In the East, at least, November is a sear month, beautiful for its bleakness. The skies hang grey and heavy, the wind gnaws and bellows. Life changes drastically from the velvet days of early autumn. The things we love begin to die right before our eyes. The roses begin to shrivel on the bush, the sun draws away, the colors around us start to darken. Then the streets get quieter and the neighbors disappear inside their houses and the days darken before the light has had time to seep through the mist of morning. The earth rests.
It is a time of great life learning: We learn that we cannot control the passage of time in life. We learn to accept each of the stages of life with serenity. We learn to look to new moments in life with hope rather than despair. We learn that the opposite of life is not death; it is fear. We learn to see death as a necessary part of life.

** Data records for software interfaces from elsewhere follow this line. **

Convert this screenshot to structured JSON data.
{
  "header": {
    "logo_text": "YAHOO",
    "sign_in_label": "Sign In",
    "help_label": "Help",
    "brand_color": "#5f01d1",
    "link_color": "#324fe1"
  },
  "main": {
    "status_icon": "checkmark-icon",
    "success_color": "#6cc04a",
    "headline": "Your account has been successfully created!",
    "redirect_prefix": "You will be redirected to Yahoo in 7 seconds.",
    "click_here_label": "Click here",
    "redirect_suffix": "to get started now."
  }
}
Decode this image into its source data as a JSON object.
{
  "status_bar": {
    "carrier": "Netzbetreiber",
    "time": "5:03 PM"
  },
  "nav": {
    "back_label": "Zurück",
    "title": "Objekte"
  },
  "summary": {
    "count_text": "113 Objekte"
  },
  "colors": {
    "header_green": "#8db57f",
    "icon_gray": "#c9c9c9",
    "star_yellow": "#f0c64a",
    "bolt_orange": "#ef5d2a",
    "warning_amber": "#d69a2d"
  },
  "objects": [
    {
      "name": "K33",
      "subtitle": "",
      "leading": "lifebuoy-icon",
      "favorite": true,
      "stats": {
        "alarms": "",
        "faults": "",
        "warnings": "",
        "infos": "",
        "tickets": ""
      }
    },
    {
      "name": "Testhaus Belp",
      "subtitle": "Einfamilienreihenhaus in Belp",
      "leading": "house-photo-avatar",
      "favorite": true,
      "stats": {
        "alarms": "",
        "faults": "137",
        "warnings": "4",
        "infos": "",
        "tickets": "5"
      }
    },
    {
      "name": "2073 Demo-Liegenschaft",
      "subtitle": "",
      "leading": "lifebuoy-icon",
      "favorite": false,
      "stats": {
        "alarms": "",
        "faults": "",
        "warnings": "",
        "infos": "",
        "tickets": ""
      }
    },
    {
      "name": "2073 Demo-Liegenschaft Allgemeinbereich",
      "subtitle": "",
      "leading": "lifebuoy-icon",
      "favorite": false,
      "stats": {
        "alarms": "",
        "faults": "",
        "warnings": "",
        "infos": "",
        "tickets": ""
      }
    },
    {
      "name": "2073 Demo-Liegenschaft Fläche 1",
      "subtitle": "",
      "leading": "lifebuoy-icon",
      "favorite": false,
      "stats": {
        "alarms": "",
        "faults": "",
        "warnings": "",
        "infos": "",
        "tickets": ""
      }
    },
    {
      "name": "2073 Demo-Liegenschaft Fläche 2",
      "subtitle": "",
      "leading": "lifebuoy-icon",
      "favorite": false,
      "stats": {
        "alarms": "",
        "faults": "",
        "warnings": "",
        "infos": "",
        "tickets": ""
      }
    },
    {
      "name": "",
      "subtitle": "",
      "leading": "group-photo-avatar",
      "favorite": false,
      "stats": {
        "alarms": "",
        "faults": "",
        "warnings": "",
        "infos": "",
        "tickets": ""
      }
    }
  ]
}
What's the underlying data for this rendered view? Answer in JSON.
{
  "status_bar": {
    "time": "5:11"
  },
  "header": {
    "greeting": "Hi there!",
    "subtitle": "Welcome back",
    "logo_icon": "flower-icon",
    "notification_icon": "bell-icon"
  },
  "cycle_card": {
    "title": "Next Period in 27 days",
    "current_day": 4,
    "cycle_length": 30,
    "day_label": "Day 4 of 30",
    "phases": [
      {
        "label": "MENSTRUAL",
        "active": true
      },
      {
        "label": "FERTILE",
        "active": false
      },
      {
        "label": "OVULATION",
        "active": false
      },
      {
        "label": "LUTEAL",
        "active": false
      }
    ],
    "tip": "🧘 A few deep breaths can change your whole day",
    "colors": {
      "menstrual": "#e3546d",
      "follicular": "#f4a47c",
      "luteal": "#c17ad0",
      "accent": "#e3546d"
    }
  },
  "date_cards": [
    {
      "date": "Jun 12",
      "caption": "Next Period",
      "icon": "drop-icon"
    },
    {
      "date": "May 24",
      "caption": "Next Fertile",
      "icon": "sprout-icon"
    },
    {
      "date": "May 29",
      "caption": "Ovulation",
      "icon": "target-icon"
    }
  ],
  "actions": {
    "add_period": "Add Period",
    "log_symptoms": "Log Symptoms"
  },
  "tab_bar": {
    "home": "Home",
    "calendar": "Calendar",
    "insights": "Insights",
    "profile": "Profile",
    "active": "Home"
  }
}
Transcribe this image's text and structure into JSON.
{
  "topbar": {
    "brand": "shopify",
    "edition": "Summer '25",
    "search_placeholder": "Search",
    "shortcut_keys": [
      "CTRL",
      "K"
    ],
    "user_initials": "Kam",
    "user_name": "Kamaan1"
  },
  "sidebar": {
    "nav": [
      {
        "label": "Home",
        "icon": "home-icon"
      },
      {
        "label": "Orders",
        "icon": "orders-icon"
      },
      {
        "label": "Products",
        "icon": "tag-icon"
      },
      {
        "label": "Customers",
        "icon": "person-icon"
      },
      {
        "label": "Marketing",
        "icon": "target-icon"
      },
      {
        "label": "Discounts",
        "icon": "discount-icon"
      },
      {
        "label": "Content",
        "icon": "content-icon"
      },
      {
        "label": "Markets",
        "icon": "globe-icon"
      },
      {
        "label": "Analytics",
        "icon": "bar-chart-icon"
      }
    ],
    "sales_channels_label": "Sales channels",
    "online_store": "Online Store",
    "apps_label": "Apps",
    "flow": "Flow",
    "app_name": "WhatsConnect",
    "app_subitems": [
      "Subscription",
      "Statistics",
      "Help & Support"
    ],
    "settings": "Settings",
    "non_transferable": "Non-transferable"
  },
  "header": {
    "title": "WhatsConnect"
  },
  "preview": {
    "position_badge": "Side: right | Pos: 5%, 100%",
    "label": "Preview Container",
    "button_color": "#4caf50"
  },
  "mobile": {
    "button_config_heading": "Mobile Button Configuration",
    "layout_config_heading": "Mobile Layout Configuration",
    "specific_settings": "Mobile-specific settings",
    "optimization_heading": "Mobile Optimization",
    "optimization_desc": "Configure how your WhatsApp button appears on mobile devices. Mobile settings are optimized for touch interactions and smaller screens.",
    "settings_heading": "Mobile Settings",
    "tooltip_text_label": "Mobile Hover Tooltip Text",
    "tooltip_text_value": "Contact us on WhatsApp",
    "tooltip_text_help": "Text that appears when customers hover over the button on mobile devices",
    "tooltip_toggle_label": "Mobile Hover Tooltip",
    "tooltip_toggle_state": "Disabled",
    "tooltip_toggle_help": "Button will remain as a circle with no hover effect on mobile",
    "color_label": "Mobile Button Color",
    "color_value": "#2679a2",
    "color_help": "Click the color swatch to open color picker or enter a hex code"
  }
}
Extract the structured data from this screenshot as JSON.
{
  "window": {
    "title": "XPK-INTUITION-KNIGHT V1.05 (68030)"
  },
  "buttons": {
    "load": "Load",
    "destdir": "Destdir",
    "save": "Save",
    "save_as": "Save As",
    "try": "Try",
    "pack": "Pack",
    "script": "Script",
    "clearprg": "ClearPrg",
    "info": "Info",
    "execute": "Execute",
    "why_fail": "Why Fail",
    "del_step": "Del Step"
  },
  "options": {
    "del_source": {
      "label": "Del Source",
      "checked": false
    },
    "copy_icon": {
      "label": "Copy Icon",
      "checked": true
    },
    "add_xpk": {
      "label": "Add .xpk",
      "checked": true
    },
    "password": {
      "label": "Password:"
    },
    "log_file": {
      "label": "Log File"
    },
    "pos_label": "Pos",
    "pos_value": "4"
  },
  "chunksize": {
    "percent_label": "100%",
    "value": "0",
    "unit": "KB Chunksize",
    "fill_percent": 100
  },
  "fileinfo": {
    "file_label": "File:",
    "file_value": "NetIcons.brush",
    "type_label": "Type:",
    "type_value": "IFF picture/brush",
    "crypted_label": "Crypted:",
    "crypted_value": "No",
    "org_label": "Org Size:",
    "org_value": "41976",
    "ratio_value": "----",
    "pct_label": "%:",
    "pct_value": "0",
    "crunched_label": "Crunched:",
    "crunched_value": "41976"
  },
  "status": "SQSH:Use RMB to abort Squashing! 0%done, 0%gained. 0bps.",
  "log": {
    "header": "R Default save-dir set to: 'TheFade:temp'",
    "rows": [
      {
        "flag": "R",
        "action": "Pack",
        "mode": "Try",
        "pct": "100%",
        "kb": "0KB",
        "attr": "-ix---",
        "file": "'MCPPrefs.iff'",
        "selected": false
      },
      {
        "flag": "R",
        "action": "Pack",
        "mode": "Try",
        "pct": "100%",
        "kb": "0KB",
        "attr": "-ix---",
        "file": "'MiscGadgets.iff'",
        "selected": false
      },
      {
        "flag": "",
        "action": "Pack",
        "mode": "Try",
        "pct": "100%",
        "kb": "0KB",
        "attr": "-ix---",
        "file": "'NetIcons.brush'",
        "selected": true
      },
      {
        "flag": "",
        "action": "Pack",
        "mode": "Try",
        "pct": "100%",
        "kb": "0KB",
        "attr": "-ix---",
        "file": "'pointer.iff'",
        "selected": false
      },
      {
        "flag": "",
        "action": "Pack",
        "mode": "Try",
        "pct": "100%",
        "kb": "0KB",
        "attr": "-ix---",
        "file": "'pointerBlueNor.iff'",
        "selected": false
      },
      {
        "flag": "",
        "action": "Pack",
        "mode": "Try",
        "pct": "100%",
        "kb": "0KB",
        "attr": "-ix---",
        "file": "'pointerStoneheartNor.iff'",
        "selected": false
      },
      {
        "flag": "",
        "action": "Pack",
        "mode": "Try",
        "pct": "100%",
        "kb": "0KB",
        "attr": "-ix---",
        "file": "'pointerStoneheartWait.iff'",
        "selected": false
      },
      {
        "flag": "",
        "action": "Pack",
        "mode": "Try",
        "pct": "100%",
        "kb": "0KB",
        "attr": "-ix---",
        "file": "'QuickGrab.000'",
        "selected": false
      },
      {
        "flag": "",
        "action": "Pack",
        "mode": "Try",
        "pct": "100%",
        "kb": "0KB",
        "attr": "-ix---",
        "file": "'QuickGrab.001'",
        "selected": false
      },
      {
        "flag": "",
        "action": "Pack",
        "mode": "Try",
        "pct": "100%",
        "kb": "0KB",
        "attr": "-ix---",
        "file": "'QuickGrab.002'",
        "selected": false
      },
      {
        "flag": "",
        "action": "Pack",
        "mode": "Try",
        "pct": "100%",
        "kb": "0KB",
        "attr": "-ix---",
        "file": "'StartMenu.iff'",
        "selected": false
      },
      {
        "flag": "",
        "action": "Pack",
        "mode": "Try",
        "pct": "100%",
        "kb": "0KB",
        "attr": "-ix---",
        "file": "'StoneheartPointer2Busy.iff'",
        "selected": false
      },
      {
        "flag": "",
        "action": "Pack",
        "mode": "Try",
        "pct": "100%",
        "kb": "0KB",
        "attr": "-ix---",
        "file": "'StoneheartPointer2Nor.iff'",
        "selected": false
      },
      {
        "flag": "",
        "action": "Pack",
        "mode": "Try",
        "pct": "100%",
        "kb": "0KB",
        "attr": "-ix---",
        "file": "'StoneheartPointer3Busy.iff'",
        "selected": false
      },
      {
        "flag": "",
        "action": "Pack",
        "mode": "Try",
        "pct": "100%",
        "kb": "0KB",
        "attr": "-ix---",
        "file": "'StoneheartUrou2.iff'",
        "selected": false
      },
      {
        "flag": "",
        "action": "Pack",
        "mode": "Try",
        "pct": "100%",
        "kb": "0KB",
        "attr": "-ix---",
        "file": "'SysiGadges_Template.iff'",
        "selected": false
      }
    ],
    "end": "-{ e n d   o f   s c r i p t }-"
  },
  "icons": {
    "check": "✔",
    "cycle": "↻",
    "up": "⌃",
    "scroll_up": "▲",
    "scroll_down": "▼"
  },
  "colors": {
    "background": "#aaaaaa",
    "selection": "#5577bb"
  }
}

The Rule of Benedict is a November document. It teaches us to practice serenity, to accept what is, to let go of unnecessary things, to “keep death always before our eyes,” not so that we become morbid but so that we can come to see the value and the promise of every new moment. It is only when we forget death that we can delude ourselves into believing that what is must always be. Death, on the other hand, is proof that the God of Surprises has new things waiting for us always and that every new moment is a gift of new life.
—from A Monastery Almanac by Joan Chittister (Benetvision)